And then you can also think of some non-traditional forms of iron too. So even putting like a bit of molasses, adding like the iron fortified baby cereal, to some of the foods that you have, you could do those kinds of things also to increase the iron content. So hopefully that’s helpful when Fe okay. I think that that’s everything. Okay. Okay.

Pearl has a question. This is going to be my last question that I answer. So Pearl, you’re going to end things off for tonight. So we’ll answer Paul’s question. Pearl says my four and a half year old poops pretty consistently every other day. It never looks the same about twice a week. There’s often blood on the toilet paper when we wipe his butt.

Even when the stool is soft, no blood is visible in the actual poop. Should we be concerned? I would definitely follow up with a pediatrician or family doctor about that. I think that he probably needs to get examined and that they could just rule out anything that could be worrisome. So I would say definitely do that. And then if it is a matter of diet things,

just, you can message me on Instagram and answer, ask a question. I’ll just take my, I’ll just take my, why can I not think of the word Handle in the comments you can tell, have been talking for an hour? Cause now my blood sugars are starting to crash. I’m to have to have a snack kids digest the dietician. Okay.

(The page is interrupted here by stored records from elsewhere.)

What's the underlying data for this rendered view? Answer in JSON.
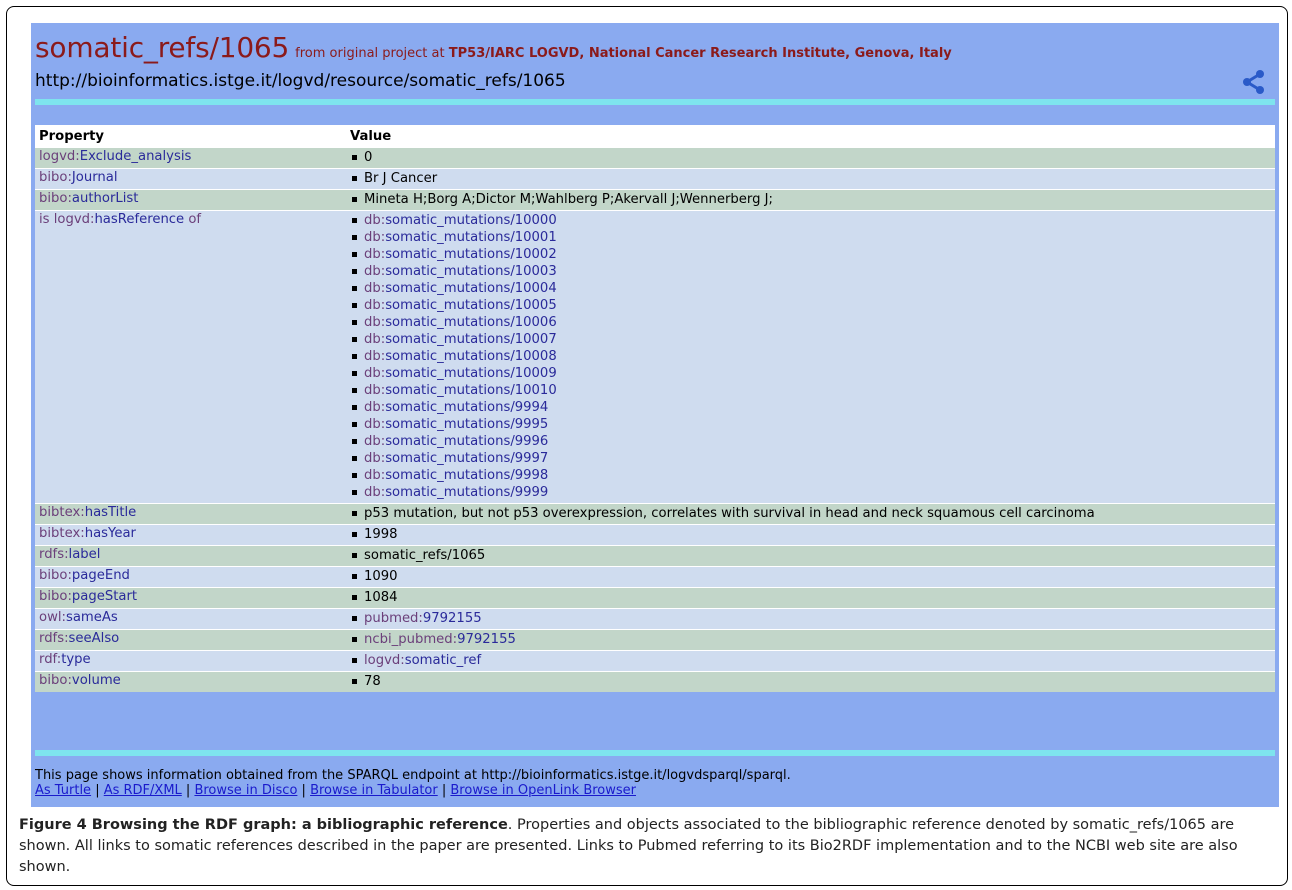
{
  "header": {
    "title": "somatic_refs/1065",
    "from_prefix": "from original project at",
    "from_source": "TP53/IARC LOGVD, National Cancer Research Institute, Genova, Italy",
    "uri": "http://bioinformatics.istge.it/logvd/resource/somatic_refs/1065"
  },
  "table": {
    "col_property": "Property",
    "col_value": "Value",
    "rows": [
      {
        "prefix": "logvd:",
        "local": "Exclude_analysis",
        "value": "0"
      },
      {
        "prefix": "bibo:",
        "local": "Journal",
        "value": "Br J Cancer"
      },
      {
        "prefix": "bibo:",
        "local": "authorList",
        "value": "Mineta H;Borg A;Dictor M;Wahlberg P;Akervall J;Wennerberg J;"
      },
      {
        "prefix": "is logvd:",
        "local": "hasReference",
        "suffix": " of",
        "links": [
          "somatic_mutations/10000",
          "somatic_mutations/10001",
          "somatic_mutations/10002",
          "somatic_mutations/10003",
          "somatic_mutations/10004",
          "somatic_mutations/10005",
          "somatic_mutations/10006",
          "somatic_mutations/10007",
          "somatic_mutations/10008",
          "somatic_mutations/10009",
          "somatic_mutations/10010",
          "somatic_mutations/9994",
          "somatic_mutations/9995",
          "somatic_mutations/9996",
          "somatic_mutations/9997",
          "somatic_mutations/9998",
          "somatic_mutations/9999"
        ],
        "link_prefix": "db:"
      },
      {
        "prefix": "bibtex:",
        "local": "hasTitle",
        "value": "p53 mutation, but not p53 overexpression, correlates with survival in head and neck squamous cell carcinoma"
      },
      {
        "prefix": "bibtex:",
        "local": "hasYear",
        "value": "1998"
      },
      {
        "prefix": "rdfs:",
        "local": "label",
        "value": "somatic_refs/1065"
      },
      {
        "prefix": "bibo:",
        "local": "pageEnd",
        "value": "1090"
      },
      {
        "prefix": "bibo:",
        "local": "pageStart",
        "value": "1084"
      },
      {
        "prefix": "owl:",
        "local": "sameAs",
        "link_prefix": "pubmed:",
        "link_local": "9792155"
      },
      {
        "prefix": "rdfs:",
        "local": "seeAlso",
        "link_prefix": "ncbi_pubmed:",
        "link_local": "9792155"
      },
      {
        "prefix": "rdf:",
        "local": "type",
        "link_prefix": "logvd:",
        "link_local": "somatic_ref"
      },
      {
        "prefix": "bibo:",
        "local": "volume",
        "value": "78"
      }
    ]
  },
  "footer": {
    "text": "This page shows information obtained from the SPARQL endpoint at http://bioinformatics.istge.it/logvdsparql/sparql.",
    "links": [
      "As Turtle",
      "As RDF/XML",
      "Browse in Disco",
      "Browse in Tabulator",
      "Browse in OpenLink Browser"
    ]
  },
  "caption": {
    "bold": "Figure 4 Browsing the RDF graph: a bibliographic reference",
    "text": ". Properties and objects associated to the bibliographic reference denoted by somatic_refs/1065 are shown. All links to somatic references described in the paper are presented. Links to Pubmed referring to its Bio2RDF implementation and to the NCBI web site are also shown."
  },
  "colors": {
    "title": "#8b1a1a",
    "link": "#2a2a9a",
    "prefix": "#6b3f7a",
    "page_bg": "#8aaaf0",
    "accent_bar": "#7ee4ee"
  },
  "icons": {
    "share": "share-icon"
  }
}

Hey, sorry for the non-specific answer. But for something like that, it definitely Is worth checking in with the pediatrician about, Okay. I think that that’s everything. Everyone who is still on here. Thank you so much. It’s been really great to talk to you today. Thank you again for your patience with my tech issues last week. So I’m hoping that this made up for it.

I hope you all had a great day and it’s a long weekend, so I hope you enjoy the long weekend. And then if are a parent playbook member, I think the next time that I’m going to be on a live is I can tell you what day it is. So September 29th, I have a Facebook live with parent playbook members. And my topic is actually ultra processed foods that day.

So feel free to join us. Oh Irene. Thank you so much. You’re awesome for staying and listening to me, talk for an hour. So I think I’ll probably shut this down now, but again, thank you so much. And then I will maybe see you either in parent playbook on Instagram or anywhere else. Okay. Take care. Have a good night.

Bye everyone.


SUCCESS! You'll be hearing from us soon!

COVID Toolbox


Success! Check Your Inbox

Parent Playbook - Travel Medicine Kit


Success! Check Your Inbox